The typically two-pronged approach to PTSD treatment of conversational therapy and/or prescription of symptom-managing medication has been the tried-and-true methodology for dealing with the often-debilitating condition, which claims countless lives each year and has long been a plague in the U.S.’s mental health epidemic. However, a new device that has raked in a pivotal FDA clearance has added a long-sought-after third option for dealing with PTSD.
Israel-based startup GrayMatters Health has developed a noninvasive neurostimulation device dubbed Prism that allows PTSD sufferers to essentially “retrain” their brain to both control and mitigate the symptoms associated with the condition. Thanks to the FDA’s recent thumbs up, Prism is a pioneer in becoming the first neuromodulation system of its kind to receive approval as an adjunct PTSD treatment.

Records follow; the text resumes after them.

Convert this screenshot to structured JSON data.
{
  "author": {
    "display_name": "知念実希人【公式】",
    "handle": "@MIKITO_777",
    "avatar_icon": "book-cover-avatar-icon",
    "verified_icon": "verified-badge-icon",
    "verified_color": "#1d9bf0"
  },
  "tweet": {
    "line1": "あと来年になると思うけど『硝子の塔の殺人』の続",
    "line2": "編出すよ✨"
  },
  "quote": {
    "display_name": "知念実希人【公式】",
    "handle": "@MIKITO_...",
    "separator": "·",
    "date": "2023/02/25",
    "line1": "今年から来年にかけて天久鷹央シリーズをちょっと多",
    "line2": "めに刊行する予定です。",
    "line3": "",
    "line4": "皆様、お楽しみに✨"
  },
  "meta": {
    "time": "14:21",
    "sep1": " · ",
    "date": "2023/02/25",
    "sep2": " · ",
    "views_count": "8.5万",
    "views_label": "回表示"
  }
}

The system is built on an EEG-fMRI-Pattern mechanism (EFP), relying on a range of electroencephalograms that hone in on the amygdala to create an EFP biomarker. In half-hour sessions, patients interact with Graymatters’ audio-visual software and are asked to find a mental strategy to help them remain calm in noisy and chaotic scenarios.
The FDA decision follows the submission of stellar results from a study of just under 80 chronic PTSD patients that confirmed the safety and efficacy of the Prism, although the exact findings have not yet been published. “Results demonstrated a high rate of symptom improvement, a low rate of adverse event and a low attrition rate,” said Dr. Charlie Marmar, the principal investigator in the study, which was conducted at NYU Langone. “I am encouraged that Prism, as an adjunctive therapy, will significantly benefit patients with PTSD and allow clinics to offer more options and better outcomes.”